substituted ligands should be quite similar, and it is interesting to ask whether or not any cation size effects will be apparent when two ligands of similar cavity size are compared. Comparison of 18C6 and DCIXC6 also allows us to address the relative importance of ligand flexibility and polarizability in cation binding. Conformationally, the cyclohexyl groups of DC18C6 should act to stiffen the macrocyclic ring, making this ligand less flexible than its unsubstituted counterpart Since ligand flexibility is required in order to maximize interactions between the heteroatom donors and the metal ions, if flexibility has a dominant influence we would expect DC18C6 to have iuwer intrinsic cation affinities than 18C6. On the other hand. addition of the cyclohexyl rings makes DC18C6 much more polarizable than 18C6. Prior measurements of complexation efficiencies"'" found that efficiencies fall with decreasing cation charge density. This suggests that polarizability may play a dominant role in the electrostatic interactions between alkali cations and crown ethers. If so, DC18C6 should have higher intrinsic alkali cation affinities than 1XC6. One of our experimental objectives is to measure the relative cation affinities of 18C6 and DCIXC6, in hopes of resolving whether ligand flexibility or polarizability is more important in determining binding efficiencies and affinities. The resolution of structural isomers is a challenging problem in mass spectrometry, since isomers by definition are identical in mass. Isomers are typically distinguished mass spectrometrically by differences in their fragmentation patterns, or by differences in reactivity. We examine DCI 8C6 from the latter perspective. There are five isomerically-distinct ways of attaching the two cyclohexyl substituents. Commerciallyobtained DCIXC6, which is made by hydrogenation of dibenzo18-crown-6," typically is purchased as a mixture of the cissyn-cis and cis-anti-cis isomers (hereafter referred to as "syn" and "anti," respectively), but these are easily separated using published methods.?j This offers the possibility of studying the gas-phase chemistry of the syn and anti isomers separately. The two are difficult to distinguish on the basis of solution thermochemistry, their relative cation affinities being similar and solvent dependent."' Finally, the asymmetry inherent in the syn isomer leads to interesting questions, because the placement of the cyclohexyl rings means that the two faces of this molecule are not equivalent. For cations too large to easily pass through the macrocycle, there are two binding sites, one on the same side of the macrocyclic ring as the cyclohexyl substituents (the "onaj? site) and one on the opposite side (the "hantai" site). Can the two binding sites he distinguished? Will one he preferentially populated? How might this change as the size of the cation increases? Although DC18C6 has been extensively characterized in condensed media,lX.l".'J to our knowledge there are no prior reports of its gas-phase chemistry.
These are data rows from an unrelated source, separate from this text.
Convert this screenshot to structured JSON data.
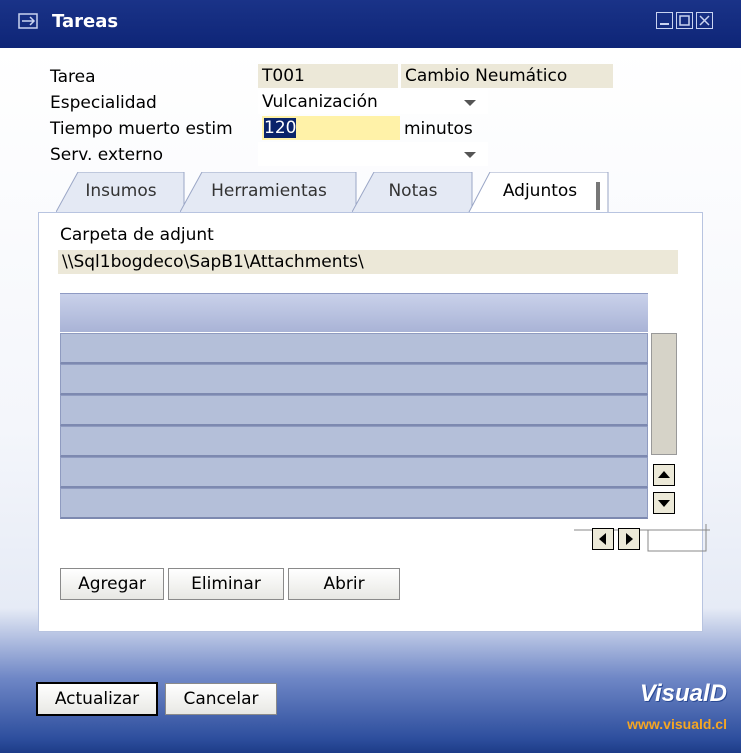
{
  "window": {
    "title": "Tareas"
  },
  "form": {
    "tarea_label": "Tarea",
    "tarea_code": "T001",
    "tarea_desc": "Cambio Neumático",
    "especialidad_label": "Especialidad",
    "especialidad_value": "Vulcanización",
    "tiempo_label": "Tiempo muerto estim",
    "tiempo_value": "120",
    "tiempo_unit": "minutos",
    "serv_label": "Serv. externo",
    "serv_value": ""
  },
  "tabs": [
    {
      "label": "Insumos"
    },
    {
      "label": "Herramientas"
    },
    {
      "label": "Notas"
    },
    {
      "label": "Adjuntos"
    }
  ],
  "attachments": {
    "folder_label": "Carpeta de adjunt",
    "folder_path": "\\\\Sql1bogdeco\\SapB1\\Attachments\\"
  },
  "panel_buttons": {
    "add": "Agregar",
    "delete": "Eliminar",
    "open": "Abrir"
  },
  "footer": {
    "update": "Actualizar",
    "cancel": "Cancelar"
  },
  "brand": {
    "name": "VisualD",
    "url": "www.visuald.cl",
    "accent": "#f5a623"
  }
}
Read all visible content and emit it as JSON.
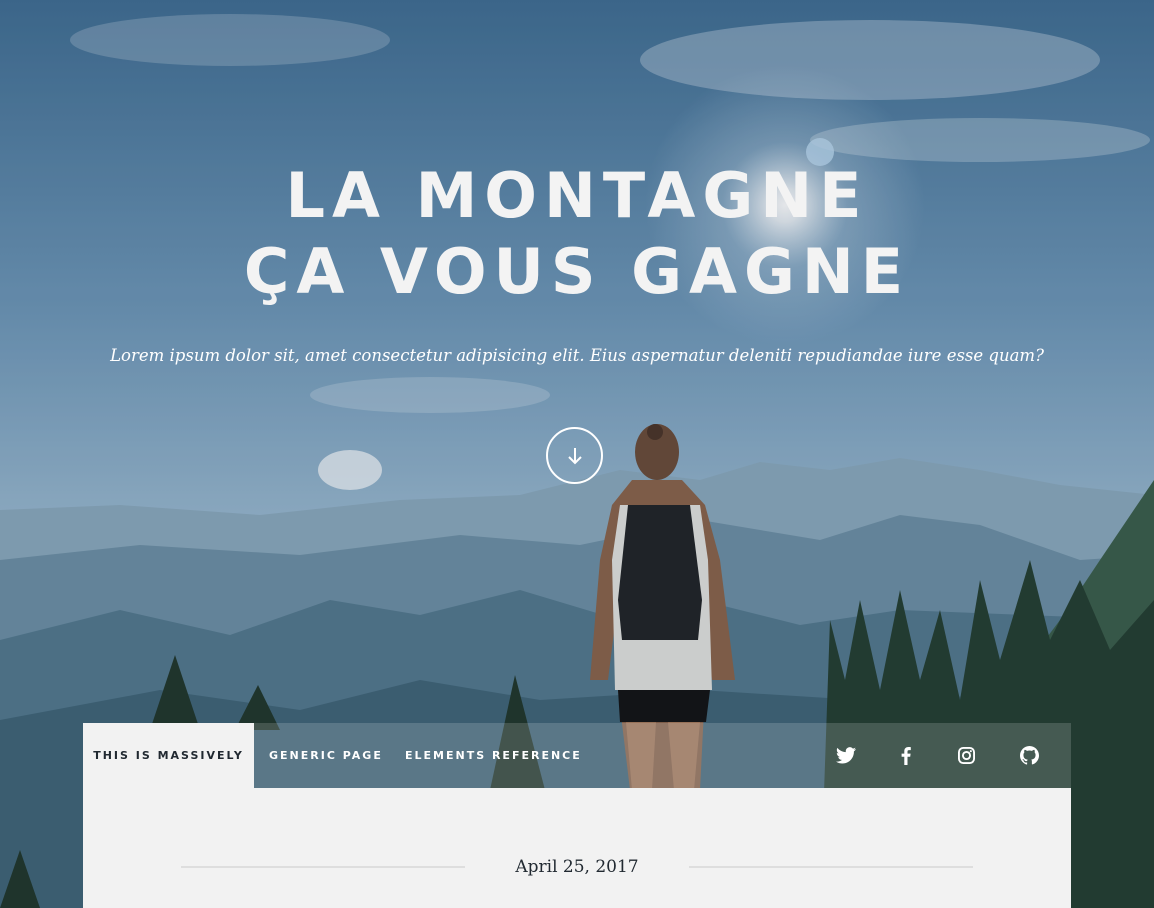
{
  "hero": {
    "title_line1": "LA MONTAGNE",
    "title_line2": "ÇA VOUS GAGNE",
    "subtitle": "Lorem ipsum dolor sit, amet consectetur adipisicing elit. Eius aspernatur deleniti repudiandae iure esse quam?",
    "scroll_icon": "arrow-down-icon"
  },
  "nav": {
    "items": [
      {
        "label": "THIS IS MASSIVELY",
        "active": true
      },
      {
        "label": "GENERIC PAGE",
        "active": false
      },
      {
        "label": "ELEMENTS REFERENCE",
        "active": false
      }
    ],
    "social": [
      "twitter-icon",
      "facebook-icon",
      "instagram-icon",
      "github-icon"
    ]
  },
  "post": {
    "date": "April 25, 2017"
  },
  "colors": {
    "nav_active_bg": "#f2f2f2",
    "nav_active_text": "#212931",
    "main_bg": "#f2f2f2",
    "hero_text": "#f3f3f3"
  }
}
Experimental Section The procedures used in these experiments have heeii discussed in detail.'" In hrirl. all experiments employed Fourier transform ion cyclotmn rewnencc mass spectrometry. using a commercial instrument (lTMS-10(10.Extrel FTMS. Madison. WI) with inlet systems modified as has been descrihed.l" Neutral ligands were introduced into the vncwm system through vacuum locks on d i d \ample pmher. which
(211 W o w . P. S. H.: Antonio. R . J.: Dearden. D. V. .I. A m